Clemson class to teach livestock producers how to renovate tall fescue pastures
CLEMSON – Most livestock producers probably wouldn’t give their animals LSD, but herds grazing on pastures of tall fescue may be consuming compounds similar to those found in the hallucinogenic drug.
Tall fescue is a popular grass for grazing, hay and erosion control in the eastern United States. Experts believe this grass could be responsible for more than $1 billion per year in livestock production losses.
Pasture renovation is one method that could help cut losses.
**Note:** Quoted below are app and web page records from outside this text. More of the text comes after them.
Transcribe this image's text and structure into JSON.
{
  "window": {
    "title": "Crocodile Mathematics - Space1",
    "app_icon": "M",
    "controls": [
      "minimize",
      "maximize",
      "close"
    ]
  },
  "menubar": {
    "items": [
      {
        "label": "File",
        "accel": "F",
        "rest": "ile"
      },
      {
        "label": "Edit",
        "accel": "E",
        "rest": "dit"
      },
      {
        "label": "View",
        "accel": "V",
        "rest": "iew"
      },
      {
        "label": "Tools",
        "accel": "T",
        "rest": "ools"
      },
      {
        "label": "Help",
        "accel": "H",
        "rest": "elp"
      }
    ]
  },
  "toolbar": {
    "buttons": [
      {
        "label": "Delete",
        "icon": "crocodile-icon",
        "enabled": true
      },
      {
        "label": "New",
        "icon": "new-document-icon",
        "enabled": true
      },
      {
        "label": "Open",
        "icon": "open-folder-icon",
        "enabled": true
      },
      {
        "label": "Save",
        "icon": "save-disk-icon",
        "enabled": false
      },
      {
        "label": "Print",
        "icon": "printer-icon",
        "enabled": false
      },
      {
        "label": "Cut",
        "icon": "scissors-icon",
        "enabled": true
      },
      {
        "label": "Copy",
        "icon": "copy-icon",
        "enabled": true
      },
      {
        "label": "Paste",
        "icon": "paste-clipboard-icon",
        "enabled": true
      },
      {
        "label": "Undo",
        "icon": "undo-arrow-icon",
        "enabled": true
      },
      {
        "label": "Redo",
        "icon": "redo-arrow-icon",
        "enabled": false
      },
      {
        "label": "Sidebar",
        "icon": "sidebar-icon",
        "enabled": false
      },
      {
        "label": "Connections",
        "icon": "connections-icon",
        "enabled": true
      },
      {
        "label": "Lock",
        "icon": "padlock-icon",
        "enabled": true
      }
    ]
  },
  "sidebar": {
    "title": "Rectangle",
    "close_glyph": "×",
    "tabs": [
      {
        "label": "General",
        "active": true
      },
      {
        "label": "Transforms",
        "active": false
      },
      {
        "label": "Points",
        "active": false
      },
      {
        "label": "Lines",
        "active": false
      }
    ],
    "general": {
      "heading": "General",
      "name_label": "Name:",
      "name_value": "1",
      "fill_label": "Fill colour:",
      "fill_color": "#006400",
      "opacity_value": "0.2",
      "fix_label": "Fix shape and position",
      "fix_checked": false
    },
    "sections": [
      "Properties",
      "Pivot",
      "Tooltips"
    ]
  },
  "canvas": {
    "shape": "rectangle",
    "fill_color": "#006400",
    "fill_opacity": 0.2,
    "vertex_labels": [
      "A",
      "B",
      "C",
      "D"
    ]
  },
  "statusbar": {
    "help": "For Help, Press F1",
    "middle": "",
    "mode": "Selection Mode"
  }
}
“Tall fescue is probably the most important cool season perennial forage in the United States,” said John Andrae, Clemson Extension forage specialist. “It can be found on more than 30 million acres in what is called the ‘Tall Fescue Belt.’ It is an incredibly useful grass – lots of fall and winter production, very drought tolerant, very grazing tolerant – so it’s an incredibly useful grass. The problem with this grass is that this grass has a fungus growing in it. This fungus produces multiple compounds that may be toxic. One of these compounds is similar to LSD.”
To help livestock owners learn management techniques and how to replant their pastures with a new nontoxic novel-endophyte fescue, the Clemson Cooperative Extension Service and other institutions are teaming up with the Alliance for Grassland Renewal to hold a one-day school for South Carolina producers.
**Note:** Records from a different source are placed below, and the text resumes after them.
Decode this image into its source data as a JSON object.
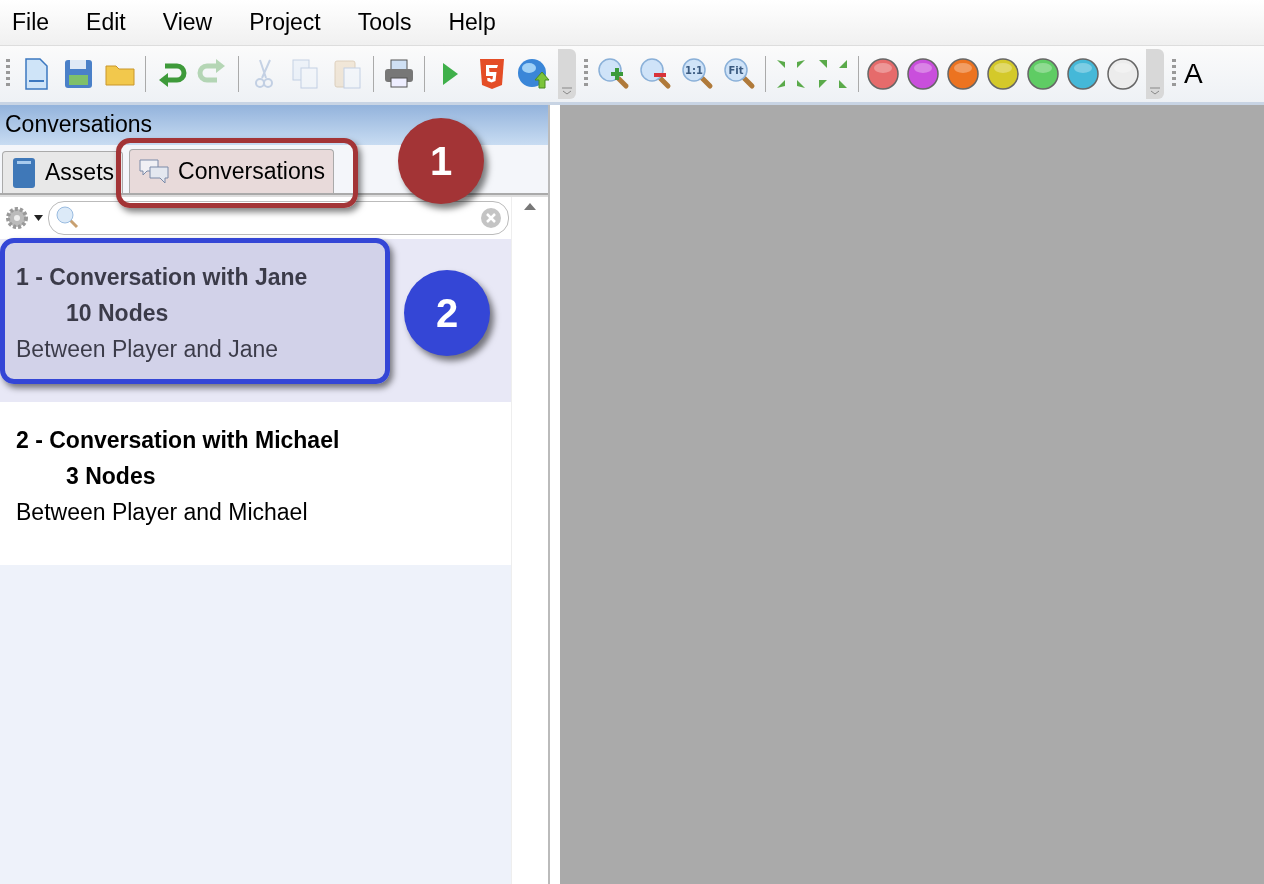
{
  "menu": [
    "File",
    "Edit",
    "View",
    "Project",
    "Tools",
    "Help"
  ],
  "toolbar": [
    {
      "kind": "new",
      "disabled": false
    },
    {
      "kind": "save",
      "disabled": false
    },
    {
      "kind": "open",
      "disabled": false
    },
    {
      "kind": "sep"
    },
    {
      "kind": "undo",
      "disabled": false
    },
    {
      "kind": "redo",
      "disabled": true
    },
    {
      "kind": "sep"
    },
    {
      "kind": "cut",
      "disabled": true
    },
    {
      "kind": "copy",
      "disabled": true
    },
    {
      "kind": "paste",
      "disabled": true
    },
    {
      "kind": "sep"
    },
    {
      "kind": "print",
      "disabled": false
    },
    {
      "kind": "sep"
    },
    {
      "kind": "play",
      "disabled": false
    },
    {
      "kind": "html5",
      "disabled": false
    },
    {
      "kind": "publish",
      "disabled": false
    },
    {
      "kind": "overflow"
    },
    {
      "kind": "grip"
    },
    {
      "kind": "zoom-in",
      "disabled": false
    },
    {
      "kind": "zoom-out",
      "disabled": false
    },
    {
      "kind": "zoom-actual",
      "label": "1:1",
      "disabled": false
    },
    {
      "kind": "zoom-fit",
      "label": "Fit",
      "disabled": false
    },
    {
      "kind": "sep"
    },
    {
      "kind": "collapse",
      "disabled": false
    },
    {
      "kind": "expand",
      "disabled": false
    },
    {
      "kind": "sep"
    },
    {
      "kind": "color",
      "color": "#e66b6b"
    },
    {
      "kind": "color",
      "color": "#c94fdc"
    },
    {
      "kind": "color",
      "color": "#ec7320"
    },
    {
      "kind": "color",
      "color": "#d4c92a"
    },
    {
      "kind": "color",
      "color": "#5fcc64"
    },
    {
      "kind": "color",
      "color": "#45b8d8"
    },
    {
      "kind": "color",
      "color": "#ececec"
    },
    {
      "kind": "overflow"
    },
    {
      "kind": "grip"
    },
    {
      "kind": "text",
      "label": "A"
    }
  ],
  "panel": {
    "title": "Conversations",
    "tabs": [
      {
        "label": "Assets",
        "kind": "book",
        "selected": false
      },
      {
        "label": "Conversations",
        "kind": "chat",
        "selected": true
      }
    ],
    "conversations": [
      {
        "title": "1 - Conversation with Jane",
        "nodes": "10 Nodes",
        "description": "Between Player and Jane",
        "selected": true
      },
      {
        "title": "2 - Conversation with Michael",
        "nodes": "3 Nodes",
        "description": "Between Player and Michael",
        "selected": false
      }
    ]
  },
  "callouts": [
    {
      "number": "1",
      "color": "#a33436"
    },
    {
      "number": "2",
      "color": "#3446d6"
    }
  ]
}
Lunch, refreshments and materials will be provided. For information, contact Jennifer Arblaster at email@example.com, or 864.656.2530.
Topics addressed include: fescue toxicosis: symptoms and causes, economics, establishment and first-year management, drill calibration, seed and endophyte testing and transition from toxic to nontoxic fescue. A tour of field plots showing all available nontoxic novel tall fescue varieties and producer panel discussions also are included. Seed companies will be on hand to discuss products and cost share incentives.
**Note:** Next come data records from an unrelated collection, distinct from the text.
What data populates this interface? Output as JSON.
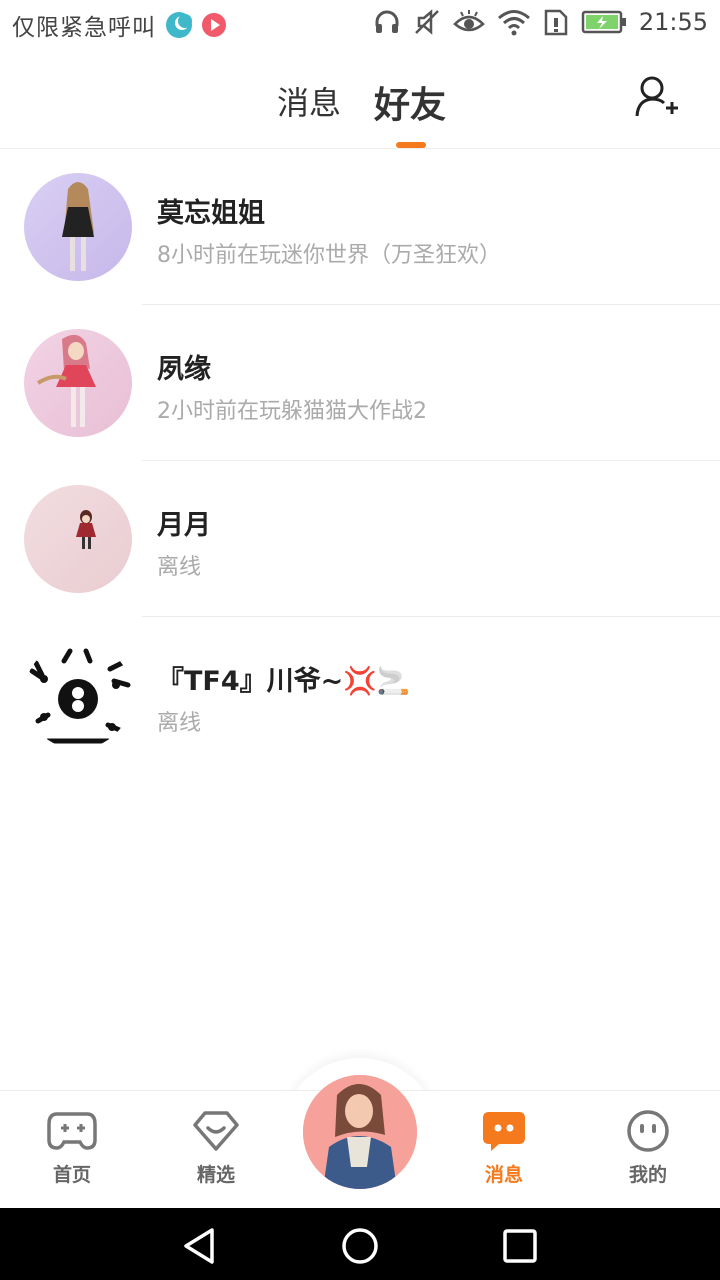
{
  "status_bar": {
    "carrier": "仅限紧急呼叫",
    "time": "21:55",
    "icons": [
      "moon-icon",
      "record-icon",
      "headphones-icon",
      "mute-icon",
      "eye-icon",
      "wifi-icon",
      "sim-icon",
      "battery-icon"
    ]
  },
  "header": {
    "tabs": [
      {
        "label": "消息",
        "active": false
      },
      {
        "label": "好友",
        "active": true
      }
    ],
    "accent_color": "#f57a1e",
    "add_friend_icon": "add-person-icon"
  },
  "friends": [
    {
      "name": "莫忘姐姐",
      "status": "8小时前在玩迷你世界（万圣狂欢）"
    },
    {
      "name": "夙缘",
      "status": "2小时前在玩躲猫猫大作战2"
    },
    {
      "name": "月月",
      "status": "离线"
    },
    {
      "name": "『TF4』川爷~💢🚬",
      "status": "离线"
    }
  ],
  "bottom_nav": {
    "items": [
      {
        "label": "首页",
        "icon": "gamepad-icon",
        "active": false
      },
      {
        "label": "精选",
        "icon": "heart-badge-icon",
        "active": false
      },
      {
        "label": "消息",
        "icon": "chat-icon",
        "active": true
      },
      {
        "label": "我的",
        "icon": "face-icon",
        "active": false
      }
    ]
  }
}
The Tall Fescue Belt ranges from around central Missouri to northern South Carolina and also includes northern Georgia and northern Alabama.
“Producers need to replant their pastures to reduce the potential for their livestock to fall victims to fescue toxicosis or manage toxic pastures specifically to minimize the severity of toxicosis,” Andrae said.